Title: On a Sunbeam
Author/artist: Tillie Walden
Release Date: October 2, 2018
Publisher: First Second Books
Throughout the deepest reaches of space, a crew rebuilds beautiful and broken-down structures, painstakingly putting the past together. As Mia, the newest member, gets to know her team, the story flashes back to her pivotal year in boarding school, where she fell in love with a mysterious new student. When Mia grows close to her new friends, she reveals her true purpose for joining their ship—to track down her long-lost love.
On a Sunbeam is an epic and expansive tale of discovery and regret, of exploration and impossibility, of love. Of hope and everything the future can, does, and will hold.

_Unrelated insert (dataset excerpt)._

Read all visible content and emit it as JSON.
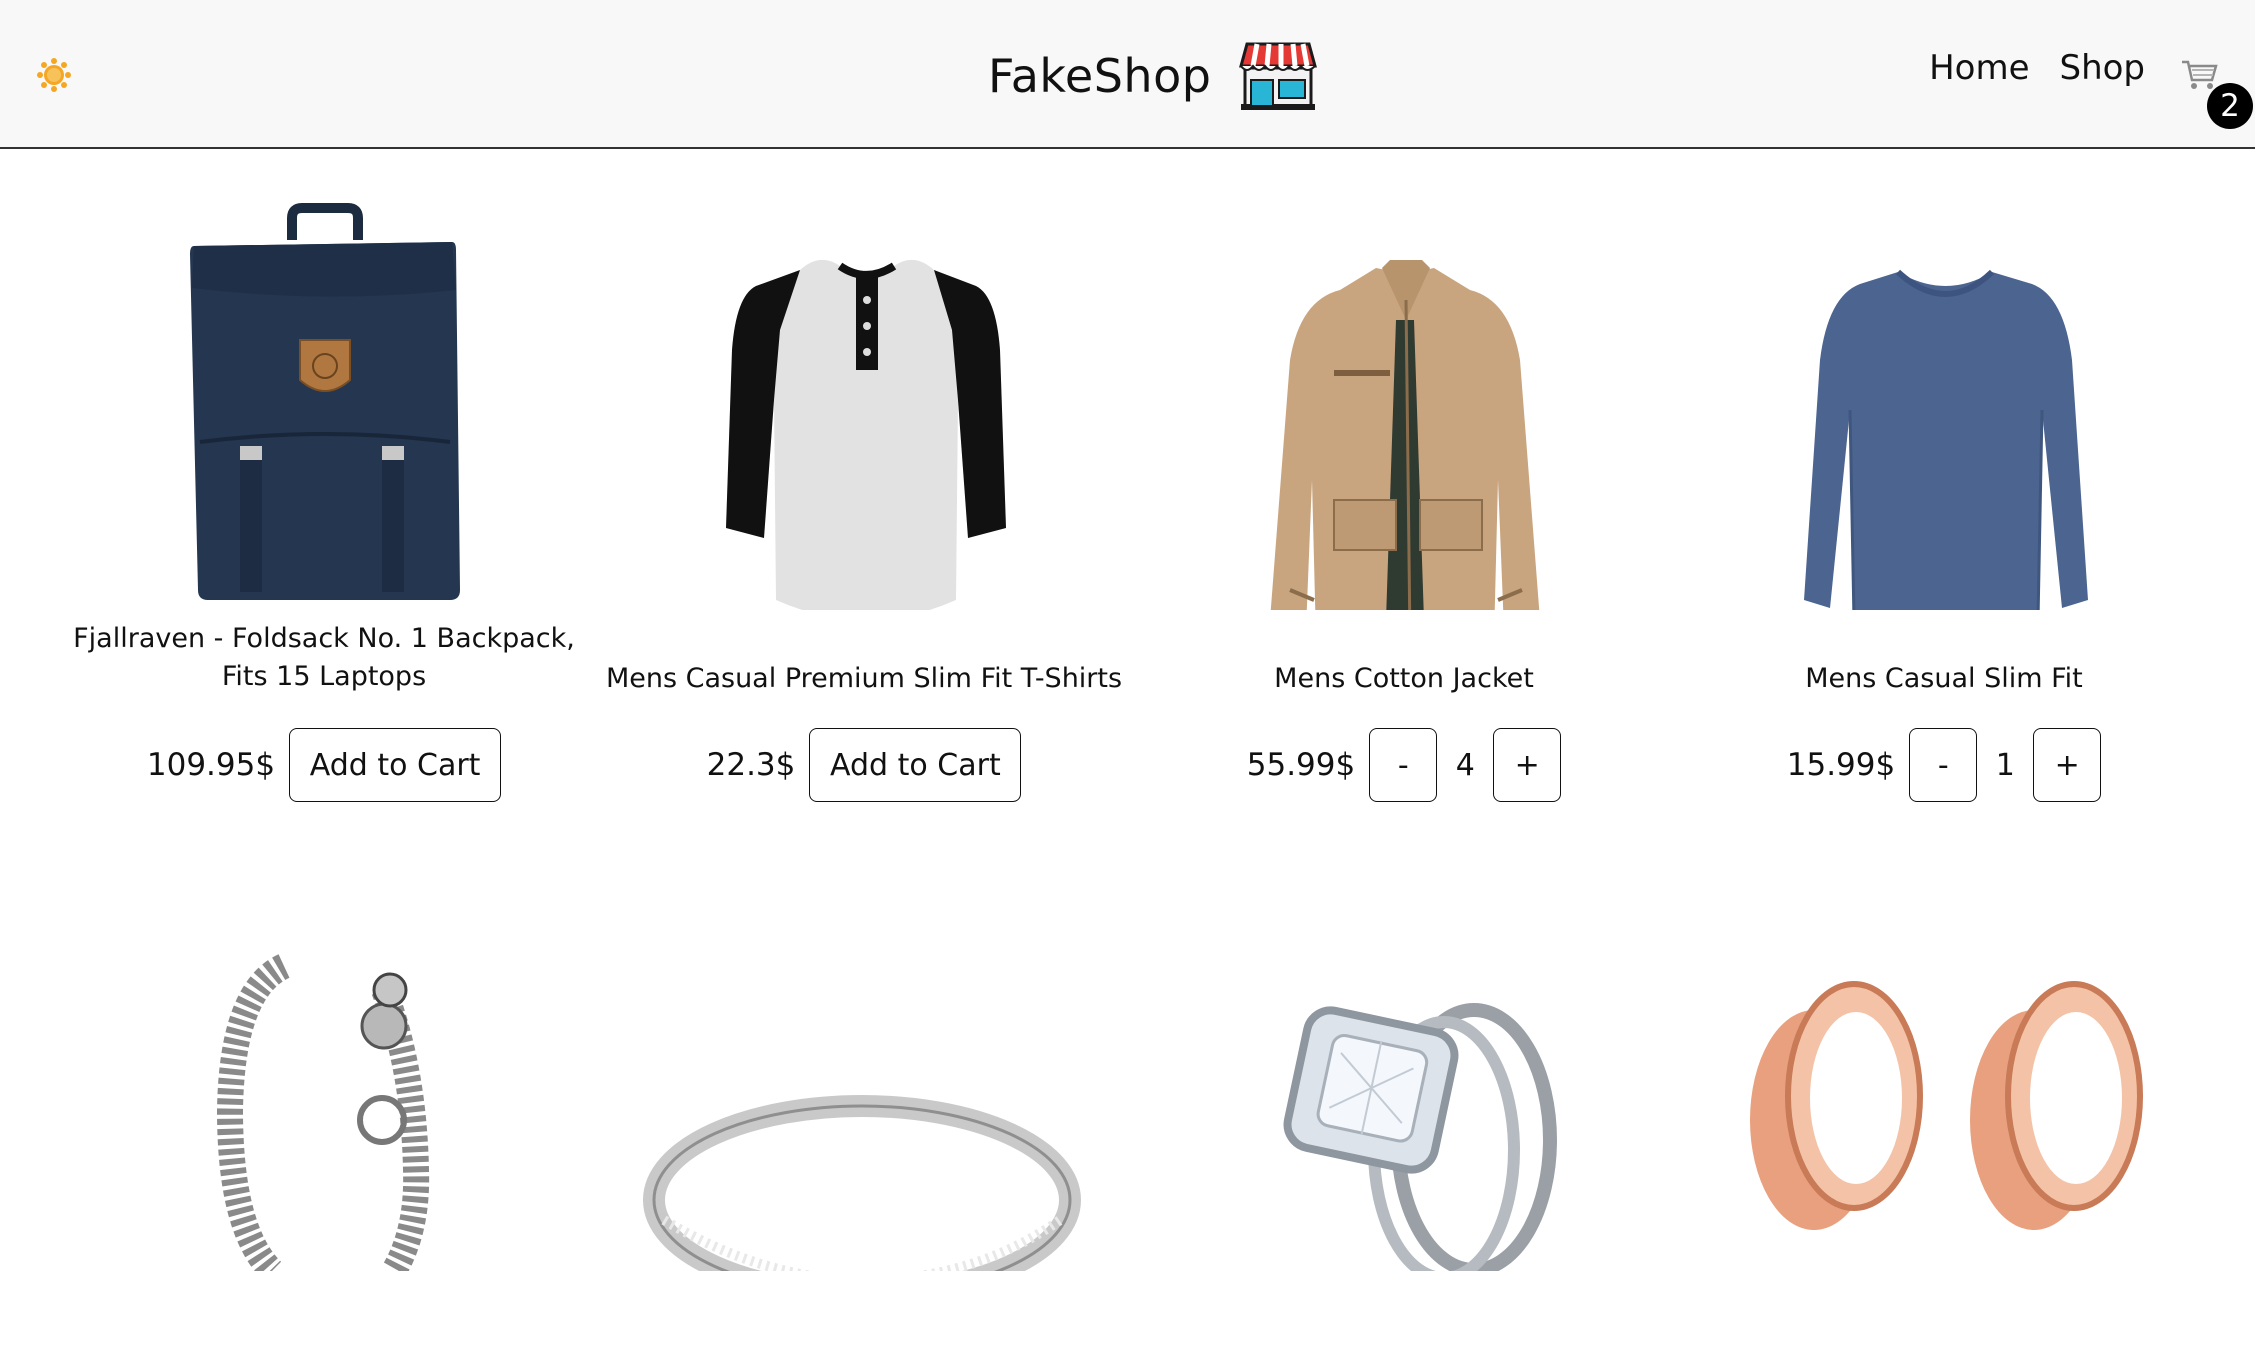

Mia is the newest member of a crew that travels through space repairing old structures, slowly and methodically rebuilding parts of the past. She's quiet, more than a little lost as she gets used to the work and the different personalities of the crew. Hard as nails Alma and intelligent Char. Bold and bright Jules. Mysterious and thoughtful Elliot. But it always comes back around to Mia. She has the look of someone looking for something. Through the flashback chapters, we see who she's looking for. When Mia was in school, she met a girl named Grace. Made friends with and argued with Grace. Fell in love with Grace. But then Grace left and Mia was left wondering. Where she went, if she'd ever see Grace again. The flashback chapters reveal who Mia was and is, while the chapters set in the present reveal the secrets and wonders of the universe, and what Mia must go through in order to, hopefully, find Grace again.
The art style is wonderful and expressive, full of detail. The different expressions, Mia's frowns and Jules' smiles, Elliot's surprise and seriousness. The buildings on the repair jobs, half-crumbled and lost to time, ready to be repaired. The school, all structure and learning and adolescence. The spaceship, a curious space of family and laughter and acceptance inside something that looks like a fish. The Staircase. And the colours, the accents that change depending on when and where the story goes. The black and white that joins with the purple of the ship, the blue of the past, the pink and yellow and orange that follow events in motion. All of it is gorgeous.
There's a wonderful, powerful moment a little more than halfway through the book that I think is so relevant right now. It has to do with respecting people who aren't like you and only acknowledging certain parts of someone (referring to the moment in which Elliot who is non-binary and uses they/them pronouns is misgendered). If you want someone to respect you, respect all of you, then you have to give them just as much respect. You don't get to pick and choose which parts, you don't get to decide what's important for someone else. Especially when it comes to how that person defines themselves, their name, their pronouns or their gender. Instead, you stop and listen. You give that person as much respect as you expect to be given, because if you give them none, you'll get none in return.
I find it hard to describe this book because, when you peel back the layers, there's so much here. There's adventure, there's determination, there's regret, there's making mistakes and righting wrongs. There's consequences that carry, that affect so much more that we ever through possible. There's love and hope, there's persistence. There's finding a family, finding a group of people who accept you, flaws and all, while you accept theirs because of the support and care they give you and you give them. There's impossibility and wonder, there's exploration. There's so much here, in each character, on each page and in each panel, in each location. And I'm sure there's more I've missed. This is an epic tale that deserves to be read.
(I received an e-galley of this title to review from First Second through NetGalley and later purchased a finished copy.)